Retype every entry exactly, character for character.

• • • • •

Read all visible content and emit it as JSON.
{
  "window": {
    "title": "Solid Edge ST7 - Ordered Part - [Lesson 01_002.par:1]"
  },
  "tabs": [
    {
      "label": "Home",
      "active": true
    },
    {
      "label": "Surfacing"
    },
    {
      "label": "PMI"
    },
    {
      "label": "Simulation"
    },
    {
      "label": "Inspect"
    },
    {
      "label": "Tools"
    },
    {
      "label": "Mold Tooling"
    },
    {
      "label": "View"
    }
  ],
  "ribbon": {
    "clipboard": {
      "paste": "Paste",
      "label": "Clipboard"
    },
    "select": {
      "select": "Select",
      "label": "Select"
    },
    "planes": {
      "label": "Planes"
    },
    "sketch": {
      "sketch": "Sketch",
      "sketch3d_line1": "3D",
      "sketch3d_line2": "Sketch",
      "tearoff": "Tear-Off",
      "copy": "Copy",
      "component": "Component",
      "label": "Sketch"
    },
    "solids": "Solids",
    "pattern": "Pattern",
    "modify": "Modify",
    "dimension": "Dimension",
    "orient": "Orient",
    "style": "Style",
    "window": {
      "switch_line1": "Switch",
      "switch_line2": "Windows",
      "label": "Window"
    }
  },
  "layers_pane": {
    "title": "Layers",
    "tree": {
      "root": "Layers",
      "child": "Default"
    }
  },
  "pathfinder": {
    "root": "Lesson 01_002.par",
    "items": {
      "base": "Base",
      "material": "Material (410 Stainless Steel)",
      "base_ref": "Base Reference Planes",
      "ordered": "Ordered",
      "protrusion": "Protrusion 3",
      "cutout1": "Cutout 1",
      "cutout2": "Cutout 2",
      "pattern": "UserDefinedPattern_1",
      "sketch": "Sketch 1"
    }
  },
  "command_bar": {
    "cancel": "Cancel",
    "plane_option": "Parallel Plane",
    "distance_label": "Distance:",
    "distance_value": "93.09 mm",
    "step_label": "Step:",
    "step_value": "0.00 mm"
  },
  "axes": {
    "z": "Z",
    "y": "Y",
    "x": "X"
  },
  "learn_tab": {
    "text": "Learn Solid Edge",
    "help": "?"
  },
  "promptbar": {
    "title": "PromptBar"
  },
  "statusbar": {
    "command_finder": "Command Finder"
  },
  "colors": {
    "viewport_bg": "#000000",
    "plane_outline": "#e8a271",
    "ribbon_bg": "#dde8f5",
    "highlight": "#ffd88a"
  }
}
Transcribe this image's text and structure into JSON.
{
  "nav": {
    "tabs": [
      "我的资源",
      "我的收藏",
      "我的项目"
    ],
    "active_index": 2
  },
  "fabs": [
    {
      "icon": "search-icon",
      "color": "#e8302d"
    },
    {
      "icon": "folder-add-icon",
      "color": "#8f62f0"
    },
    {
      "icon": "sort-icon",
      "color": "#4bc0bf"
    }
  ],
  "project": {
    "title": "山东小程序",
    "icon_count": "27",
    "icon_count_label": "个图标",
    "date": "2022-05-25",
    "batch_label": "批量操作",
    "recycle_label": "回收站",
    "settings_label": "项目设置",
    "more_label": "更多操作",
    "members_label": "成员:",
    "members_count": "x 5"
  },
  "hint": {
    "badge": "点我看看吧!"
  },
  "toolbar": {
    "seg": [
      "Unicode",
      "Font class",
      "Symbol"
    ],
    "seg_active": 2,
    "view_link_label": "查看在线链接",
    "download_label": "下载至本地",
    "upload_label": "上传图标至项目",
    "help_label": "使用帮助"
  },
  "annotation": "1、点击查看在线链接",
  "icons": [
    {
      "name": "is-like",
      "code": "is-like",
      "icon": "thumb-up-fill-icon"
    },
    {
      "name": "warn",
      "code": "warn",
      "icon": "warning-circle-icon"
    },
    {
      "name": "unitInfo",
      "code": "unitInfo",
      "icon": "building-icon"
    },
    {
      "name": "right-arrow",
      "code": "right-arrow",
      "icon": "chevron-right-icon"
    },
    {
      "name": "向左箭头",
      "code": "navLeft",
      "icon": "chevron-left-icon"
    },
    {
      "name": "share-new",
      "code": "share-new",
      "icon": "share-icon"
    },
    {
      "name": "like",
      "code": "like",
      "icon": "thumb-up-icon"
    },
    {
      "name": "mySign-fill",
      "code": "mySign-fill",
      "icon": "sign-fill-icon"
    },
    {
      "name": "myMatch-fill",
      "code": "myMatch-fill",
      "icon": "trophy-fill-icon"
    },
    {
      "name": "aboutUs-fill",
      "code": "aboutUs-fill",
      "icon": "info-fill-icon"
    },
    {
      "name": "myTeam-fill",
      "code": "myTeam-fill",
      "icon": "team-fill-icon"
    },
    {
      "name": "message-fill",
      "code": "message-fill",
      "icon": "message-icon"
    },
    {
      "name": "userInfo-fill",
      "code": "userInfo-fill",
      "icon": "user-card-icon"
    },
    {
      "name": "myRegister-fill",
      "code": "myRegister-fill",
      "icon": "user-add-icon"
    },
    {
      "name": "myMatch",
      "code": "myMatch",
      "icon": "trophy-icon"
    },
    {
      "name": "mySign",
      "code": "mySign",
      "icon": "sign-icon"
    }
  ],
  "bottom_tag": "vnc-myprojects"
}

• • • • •

__Written response__
Read all visible content and emit it as JSON.
{
  "window": {
    "title": "Solid Edge ST7 - Ordered Part - [Lesson 01_002.par:1]"
  },
  "tabs": [
    {
      "label": "Home",
      "active": true
    },
    {
      "label": "Surfacing"
    },
    {
      "label": "PMI"
    },
    {
      "label": "Simulation"
    },
    {
      "label": "Inspect"
    },
    {
      "label": "Tools"
    },
    {
      "label": "Mold Tooling"
    },
    {
      "label": "View"
    }
  ],
  "ribbon": {
    "clipboard": {
      "paste": "Paste",
      "label": "Clipboard"
    },
    "select": {
      "select": "Select",
      "label": "Select"
    },
    "planes": {
      "label": "Planes"
    },
    "sketch": {
      "sketch": "Sketch",
      "sketch3d_line1": "3D",
      "sketch3d_line2": "Sketch",
      "tearoff": "Tear-Off",
      "copy": "Copy",
      "component": "Component",
      "label": "Sketch"
    },
    "solids": "Solids",
    "pattern": "Pattern",
    "modify": "Modify",
    "dimension": "Dimension",
    "orient": "Orient",
    "style": "Style",
    "window": {
      "switch_line1": "Switch",
      "switch_line2": "Windows",
      "label": "Window"
    }
  },
  "layers_pane": {
    "title": "Layers",
    "tree": {
      "root": "Layers",
      "child": "Default"
    }
  },
  "pathfinder": {
    "root": "Lesson 01_002.par",
    "items": {
      "base": "Base",
      "material": "Material (410 Stainless Steel)",
      "base_ref": "Base Reference Planes",
      "ordered": "Ordered",
      "protrusion": "Protrusion 3",
      "cutout1": "Cutout 1",
      "cutout2": "Cutout 2",
      "pattern": "UserDefinedPattern_1",
      "sketch": "Sketch 1"
    }
  },
  "command_bar": {
    "cancel": "Cancel",
    "plane_option": "Parallel Plane",
    "distance_label": "Distance:",
    "distance_value": "93.09 mm",
    "step_label": "Step:",
    "step_value": "0.00 mm"
  },
  "axes": {
    "z": "Z",
    "y": "Y",
    "x": "X"
  },
  "learn_tab": {
    "text": "Learn Solid Edge",
    "help": "?"
  },
  "promptbar": {
    "title": "PromptBar"
  },
  "statusbar": {
    "command_finder": "Command Finder"
  },
  "colors": {
    "viewport_bg": "#000000",
    "plane_outline": "#e8a271",
    "ribbon_bg": "#dde8f5",
    "highlight": "#ffd88a"
  }
}
Transcribe this image's text and structure into JSON.
{
  "nav": {
    "tabs": [
      "我的资源",
      "我的收藏",
      "我的项目"
    ],
    "active_index": 2
  },
  "fabs": [
    {
      "icon": "search-icon",
      "color": "#e8302d"
    },
    {
      "icon": "folder-add-icon",
      "color": "#8f62f0"
    },
    {
      "icon": "sort-icon",
      "color": "#4bc0bf"
    }
  ],
  "project": {
    "title": "山东小程序",
    "icon_count": "27",
    "icon_count_label": "个图标",
    "date": "2022-05-25",
    "batch_label": "批量操作",
    "recycle_label": "回收站",
    "settings_label": "项目设置",
    "more_label": "更多操作",
    "members_label": "成员:",
    "members_count": "x 5"
  },
  "hint": {
    "badge": "点我看看吧!"
  },
  "toolbar": {
    "seg": [
      "Unicode",
      "Font class",
      "Symbol"
    ],
    "seg_active": 2,
    "view_link_label": "查看在线链接",
    "download_label": "下载至本地",
    "upload_label": "上传图标至项目",
    "help_label": "使用帮助"
  },
  "annotation": "1、点击查看在线链接",
  "icons": [
    {
      "name": "is-like",
      "code": "is-like",
      "icon": "thumb-up-fill-icon"
    },
    {
      "name": "warn",
      "code": "warn",
      "icon": "warning-circle-icon"
    },
    {
      "name": "unitInfo",
      "code": "unitInfo",
      "icon": "building-icon"
    },
    {
      "name": "right-arrow",
      "code": "right-arrow",
      "icon": "chevron-right-icon"
    },
    {
      "name": "向左箭头",
      "code": "navLeft",
      "icon": "chevron-left-icon"
    },
    {
      "name": "share-new",
      "code": "share-new",
      "icon": "share-icon"
    },
    {
      "name": "like",
      "code": "like",
      "icon": "thumb-up-icon"
    },
    {
      "name": "mySign-fill",
      "code": "mySign-fill",
      "icon": "sign-fill-icon"
    },
    {
      "name": "myMatch-fill",
      "code": "myMatch-fill",
      "icon": "trophy-fill-icon"
    },
    {
      "name": "aboutUs-fill",
      "code": "aboutUs-fill",
      "icon": "info-fill-icon"
    },
    {
      "name": "myTeam-fill",
      "code": "myTeam-fill",
      "icon": "team-fill-icon"
    },
    {
      "name": "message-fill",
      "code": "message-fill",
      "icon": "message-icon"
    },
    {
      "name": "userInfo-fill",
      "code": "userInfo-fill",
      "icon": "user-card-icon"
    },
    {
      "name": "myRegister-fill",
      "code": "myRegister-fill",
      "icon": "user-add-icon"
    },
    {
      "name": "myMatch",
      "code": "myMatch",
      "icon": "trophy-icon"
    },
    {
      "name": "mySign",
      "code": "mySign",
      "icon": "sign-icon"
    }
  ],
  "bottom_tag": "vnc-myprojects"
}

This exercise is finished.